The person in charge of veterans' programs for MWVCAA said she couldn't "speak to details about that [SHA's HUD-VASH program] because I don't know all of the details."  She barely said more about her own "SSVF" and "EHA Vet DRF" programs, which she referred to only by their acronyms.

The meeting's consequent emphasis on the details of the private, non-profit program at Home of the Brave (closed six months later), reprised the subtle message of earlier Task Force meetings: government just gets in the way, or in the case of veterans, caused the problem in the first place.        

So, it was no great surprise that nothing was said about the Salem Housing Authority application to the Oregon Health Authority for a grant of up to $1.25M for a Housing First-type program that would assist as many as 30 homeless and at-risk veterans to secure permanent supportive housing. 

To be eligible for Home of the Brave, a vet must be ready and willing to deal with issues like mental illness and addiction.  In the two and a half years of its existence, 32 veterans graduated into permanent housing.  But, 73 others were turned away, many, if not all, of whom would be eligible for  the program SHA is developing, which will take veterans "where they are", and not require participation in services.

Mr. Sparks, Mr. Smith, Mr. Bobb, Mr. Crowder, Mr. Hall
So, maybe the Task Force should consider government for some things - the harder things that others can't or won't do.

After the "information" portion of the meeting, committee assignments were announced, followed by a draft "strategic plan."  This inspired several rounds of self-congratulation.

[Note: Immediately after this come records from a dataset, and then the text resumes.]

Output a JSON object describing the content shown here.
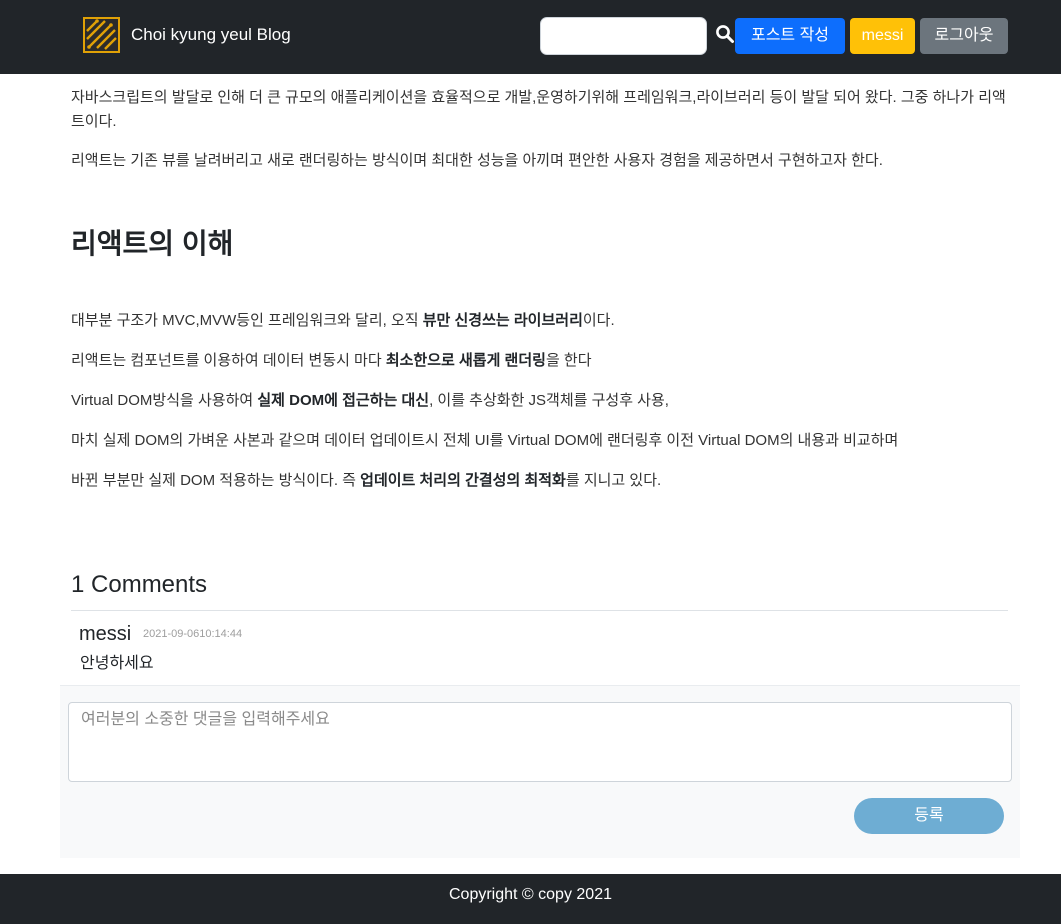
{
  "nav": {
    "brand": "Choi kyung yeul Blog",
    "search_placeholder": "",
    "write_label": "포스트 작성",
    "user_label": "messi",
    "logout_label": "로그아웃",
    "logo_icon": "circuit-logo-icon",
    "search_icon": "search-icon"
  },
  "article": {
    "intro_p1": "자바스크립트의 발달로 인해 더 큰 규모의 애플리케이션을 효율적으로 개발,운영하기위해 프레임워크,라이브러리 등이 발달 되어 왔다. 그중 하나가 리액트이다.",
    "intro_p2": "리액트는 기존 뷰를 날려버리고 새로 랜더링하는 방식이며 최대한 성능을 아끼며 편안한 사용자 경험을 제공하면서 구현하고자 한다.",
    "heading": "리액트의 이해",
    "p1": {
      "before": "대부분 구조가 MVC,MVW등인 프레임워크와 달리, 오직 ",
      "bold": "뷰만 신경쓰는 라이브러리",
      "after": "이다."
    },
    "p2": {
      "before": "리액트는 컴포넌트를 이용하여 데이터 변동시 마다 ",
      "bold": "최소한으로 새롭게 랜더링",
      "after": "을 한다"
    },
    "p3": {
      "before": "Virtual DOM방식을 사용하여 ",
      "bold": "실제 DOM에 접근하는 대신",
      "after": ", 이를 추상화한 JS객체를 구성후 사용,"
    },
    "p4": "마치 실제 DOM의 가벼운 사본과 같으며 데이터 업데이트시 전체 UI를 Virtual DOM에 랜더링후 이전 Virtual DOM의 내용과 비교하며",
    "p5": {
      "before": "바뀐 부분만 실제 DOM 적용하는 방식이다. 즉 ",
      "bold": "업데이트 처리의 간결성의 최적화",
      "after": "를 지니고 있다."
    }
  },
  "comments": {
    "title": "1 Comments",
    "items": [
      {
        "author": "messi",
        "date": "2021-09-0610:14:44",
        "body": "안녕하세요"
      }
    ],
    "placeholder": "여러분의 소중한 댓글을 입력해주세요",
    "submit_label": "등록"
  },
  "footer": {
    "copyright": "Copyright © copy 2021"
  },
  "colors": {
    "navbar": "#212529",
    "primary": "#0d6efd",
    "warning": "#ffc107",
    "secondary": "#6c757d",
    "submit": "#6eadd3"
  }
}
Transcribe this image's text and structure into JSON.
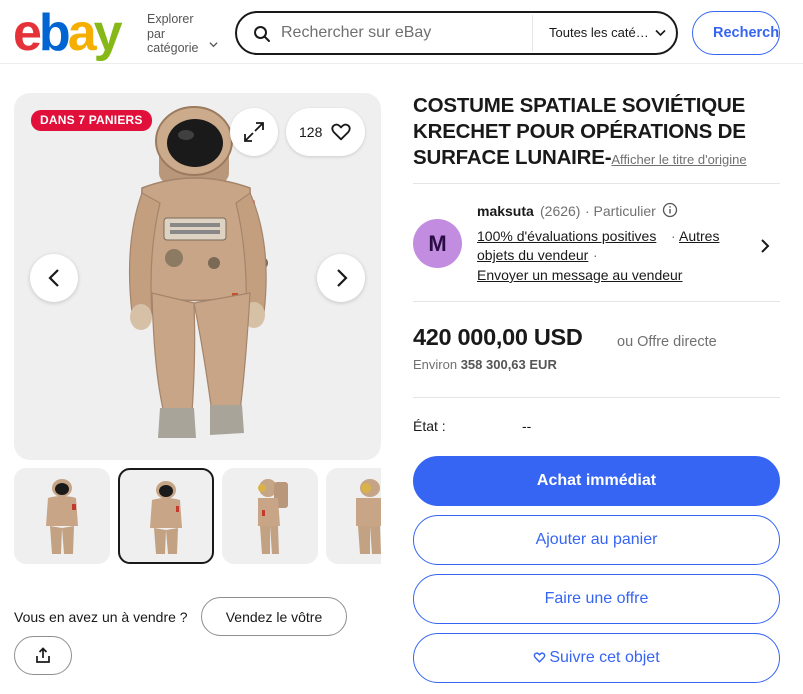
{
  "header": {
    "logo_letters": [
      "e",
      "b",
      "a",
      "y"
    ],
    "explore_label_1": "Explorer",
    "explore_label_2": "par",
    "explore_label_3": "catégorie",
    "search_placeholder": "Rechercher sur eBay",
    "category_selected": "Toutes les caté…",
    "search_button": "Recherch"
  },
  "gallery": {
    "badge": "DANS 7 PANIERS",
    "watch_count": "128",
    "thumbnail_count": 4,
    "selected_thumbnail": 2
  },
  "sell": {
    "question": "Vous en avez un à vendre ?",
    "button": "Vendez le vôtre"
  },
  "listing": {
    "title": "COSTUME SPATIALE SOVIÉTIQUE KRECHET POUR OPÉRATIONS DE SURFACE LUNAIRE-",
    "original_title_link": "Afficher le titre d'origine"
  },
  "seller": {
    "initial": "M",
    "name": "maksuta",
    "count": "(2626)",
    "type": "· Particulier",
    "feedback": "100% d'évaluations positives",
    "other_items_1": "Autres",
    "other_items_2": "objets du vendeur",
    "message": "Envoyer un message au vendeur"
  },
  "price": {
    "amount": "420 000,00 USD",
    "offer": "ou Offre directe",
    "approx_label": "Environ",
    "approx_value": "358 300,63 EUR"
  },
  "condition": {
    "label": "État :",
    "value": "--"
  },
  "actions": {
    "buy_now": "Achat immédiat",
    "add_to_cart": "Ajouter au panier",
    "make_offer": "Faire une offre",
    "watch": "Suivre cet objet"
  },
  "colors": {
    "accent": "#3665f3",
    "badge": "#e0103a",
    "avatar": "#c28de0",
    "suit": "#c8a587"
  }
}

Mayor Clark was particularly enthusiastic:
"This is a moving train.  This has already left the station.  People are already starting to make a difference, and I couldn't be prouder than to be a part of a community that says, let's go, let's do this." 
"I'm starting to see some meat on the bones, basically.  When I came in here four months ago, February, I was, "We need to move, we need to move now."...But I'm starting to see the constructs of a real animal with muscle on it...I think we're going to do real well by what we're doing right now, taking the time to analyze, to break [the problem] into pieces, look at those pieces, and get answers...I applaud, actually, Commissioner Carlson for starting this whole thing out, so, thank you."

The next meeting is scheduled for Monday, June 6, when the Task Force will focus on the mentally ill, addicted and therefore chronically homeless.  That will also be the focus of the July meeting.  See here.